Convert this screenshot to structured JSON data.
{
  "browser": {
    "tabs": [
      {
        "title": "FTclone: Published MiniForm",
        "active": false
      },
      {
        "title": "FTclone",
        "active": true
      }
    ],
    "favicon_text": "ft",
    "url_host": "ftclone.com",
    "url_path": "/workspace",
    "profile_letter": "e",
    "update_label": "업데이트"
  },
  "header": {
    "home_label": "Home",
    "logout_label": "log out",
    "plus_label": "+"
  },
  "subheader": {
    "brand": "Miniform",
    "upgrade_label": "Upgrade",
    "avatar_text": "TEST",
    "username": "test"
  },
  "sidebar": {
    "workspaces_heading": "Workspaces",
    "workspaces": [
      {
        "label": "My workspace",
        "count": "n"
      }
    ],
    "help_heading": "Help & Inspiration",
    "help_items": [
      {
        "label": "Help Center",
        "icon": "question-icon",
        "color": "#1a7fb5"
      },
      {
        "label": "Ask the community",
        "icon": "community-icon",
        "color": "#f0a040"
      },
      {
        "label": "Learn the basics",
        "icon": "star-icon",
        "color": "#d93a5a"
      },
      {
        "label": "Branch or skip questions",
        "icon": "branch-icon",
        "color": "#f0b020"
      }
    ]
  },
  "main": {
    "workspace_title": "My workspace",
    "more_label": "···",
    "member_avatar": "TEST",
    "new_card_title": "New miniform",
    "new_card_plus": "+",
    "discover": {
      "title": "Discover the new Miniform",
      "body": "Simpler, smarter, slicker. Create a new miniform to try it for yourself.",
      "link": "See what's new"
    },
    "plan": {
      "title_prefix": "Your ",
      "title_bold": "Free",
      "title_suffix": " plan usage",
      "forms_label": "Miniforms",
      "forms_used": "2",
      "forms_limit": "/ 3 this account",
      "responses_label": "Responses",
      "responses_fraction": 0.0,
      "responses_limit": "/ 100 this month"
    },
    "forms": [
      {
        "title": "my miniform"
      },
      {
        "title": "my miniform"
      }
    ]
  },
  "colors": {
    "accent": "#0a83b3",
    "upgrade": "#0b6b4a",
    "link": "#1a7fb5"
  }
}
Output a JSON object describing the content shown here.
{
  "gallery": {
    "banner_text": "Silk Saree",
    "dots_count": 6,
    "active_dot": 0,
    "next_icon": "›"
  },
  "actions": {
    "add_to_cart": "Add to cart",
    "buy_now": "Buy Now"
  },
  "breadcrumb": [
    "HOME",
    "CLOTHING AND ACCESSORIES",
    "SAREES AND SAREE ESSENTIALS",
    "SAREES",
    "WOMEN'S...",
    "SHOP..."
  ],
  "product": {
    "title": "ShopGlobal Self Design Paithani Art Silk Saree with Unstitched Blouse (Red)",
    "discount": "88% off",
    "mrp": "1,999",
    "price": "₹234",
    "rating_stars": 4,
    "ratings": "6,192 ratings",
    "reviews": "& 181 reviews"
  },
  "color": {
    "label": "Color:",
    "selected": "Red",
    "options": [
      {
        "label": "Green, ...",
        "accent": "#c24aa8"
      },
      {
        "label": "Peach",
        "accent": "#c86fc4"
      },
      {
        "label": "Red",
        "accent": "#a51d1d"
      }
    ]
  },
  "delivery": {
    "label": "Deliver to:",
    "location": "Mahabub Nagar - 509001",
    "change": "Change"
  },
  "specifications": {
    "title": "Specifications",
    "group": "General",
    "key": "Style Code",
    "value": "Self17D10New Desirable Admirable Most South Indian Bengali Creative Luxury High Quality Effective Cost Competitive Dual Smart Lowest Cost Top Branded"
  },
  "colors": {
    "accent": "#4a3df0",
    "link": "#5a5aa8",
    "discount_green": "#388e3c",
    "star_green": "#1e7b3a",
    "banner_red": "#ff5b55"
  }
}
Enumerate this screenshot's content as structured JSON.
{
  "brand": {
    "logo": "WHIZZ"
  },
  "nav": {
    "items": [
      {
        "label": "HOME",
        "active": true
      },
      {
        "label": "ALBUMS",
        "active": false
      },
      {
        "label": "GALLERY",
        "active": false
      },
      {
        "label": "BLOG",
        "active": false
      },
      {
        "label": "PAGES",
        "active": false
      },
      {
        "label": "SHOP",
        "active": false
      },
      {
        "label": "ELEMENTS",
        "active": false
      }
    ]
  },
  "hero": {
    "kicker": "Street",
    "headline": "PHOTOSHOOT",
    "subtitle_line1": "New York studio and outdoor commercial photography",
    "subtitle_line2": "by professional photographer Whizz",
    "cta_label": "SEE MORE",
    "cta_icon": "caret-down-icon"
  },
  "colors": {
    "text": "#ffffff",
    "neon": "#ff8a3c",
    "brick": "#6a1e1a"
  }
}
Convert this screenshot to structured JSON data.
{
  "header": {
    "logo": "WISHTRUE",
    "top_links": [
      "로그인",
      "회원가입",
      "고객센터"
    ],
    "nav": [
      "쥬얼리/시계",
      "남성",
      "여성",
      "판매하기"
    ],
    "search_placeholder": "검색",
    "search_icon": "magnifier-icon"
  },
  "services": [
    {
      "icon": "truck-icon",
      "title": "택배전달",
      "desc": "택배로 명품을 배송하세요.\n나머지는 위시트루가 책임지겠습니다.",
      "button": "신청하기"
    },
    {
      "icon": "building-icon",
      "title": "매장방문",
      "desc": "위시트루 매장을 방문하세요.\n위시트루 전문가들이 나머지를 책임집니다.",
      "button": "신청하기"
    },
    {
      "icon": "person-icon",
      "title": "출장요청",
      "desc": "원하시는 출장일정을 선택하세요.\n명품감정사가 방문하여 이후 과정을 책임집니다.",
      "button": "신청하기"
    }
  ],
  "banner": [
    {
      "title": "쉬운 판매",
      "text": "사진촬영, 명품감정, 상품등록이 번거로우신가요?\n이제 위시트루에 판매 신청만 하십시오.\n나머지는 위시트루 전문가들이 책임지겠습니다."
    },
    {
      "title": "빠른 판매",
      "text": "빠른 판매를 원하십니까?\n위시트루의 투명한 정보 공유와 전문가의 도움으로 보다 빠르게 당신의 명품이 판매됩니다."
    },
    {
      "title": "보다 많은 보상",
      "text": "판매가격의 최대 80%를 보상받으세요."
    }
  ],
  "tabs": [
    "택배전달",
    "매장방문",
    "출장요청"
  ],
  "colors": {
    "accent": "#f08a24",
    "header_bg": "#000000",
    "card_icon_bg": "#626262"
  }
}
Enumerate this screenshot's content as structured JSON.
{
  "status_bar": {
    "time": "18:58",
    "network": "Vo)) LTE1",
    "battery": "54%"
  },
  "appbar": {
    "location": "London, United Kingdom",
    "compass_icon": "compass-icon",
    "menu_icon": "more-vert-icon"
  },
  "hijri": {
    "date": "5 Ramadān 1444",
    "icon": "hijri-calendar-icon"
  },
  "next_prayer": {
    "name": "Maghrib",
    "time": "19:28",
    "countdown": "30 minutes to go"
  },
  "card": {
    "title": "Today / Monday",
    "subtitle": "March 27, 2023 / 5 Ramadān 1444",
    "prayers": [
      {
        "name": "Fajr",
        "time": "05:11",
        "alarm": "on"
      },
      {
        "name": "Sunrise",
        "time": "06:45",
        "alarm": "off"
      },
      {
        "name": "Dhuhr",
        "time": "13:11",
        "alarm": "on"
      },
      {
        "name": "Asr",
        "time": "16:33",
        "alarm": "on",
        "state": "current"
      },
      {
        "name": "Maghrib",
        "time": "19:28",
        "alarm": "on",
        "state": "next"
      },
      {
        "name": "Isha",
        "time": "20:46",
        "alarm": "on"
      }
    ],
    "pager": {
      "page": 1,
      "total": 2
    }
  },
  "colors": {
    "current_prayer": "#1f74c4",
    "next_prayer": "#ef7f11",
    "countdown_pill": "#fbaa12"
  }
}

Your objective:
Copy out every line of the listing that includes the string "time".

Completed exercise:
    "time": "18:58",
    "time": "19:28",
        "time": "05:11",
        "time": "06:45",
        "time": "13:11",
        "time": "16:33",
        "time": "19:28",
        "time": "20:46",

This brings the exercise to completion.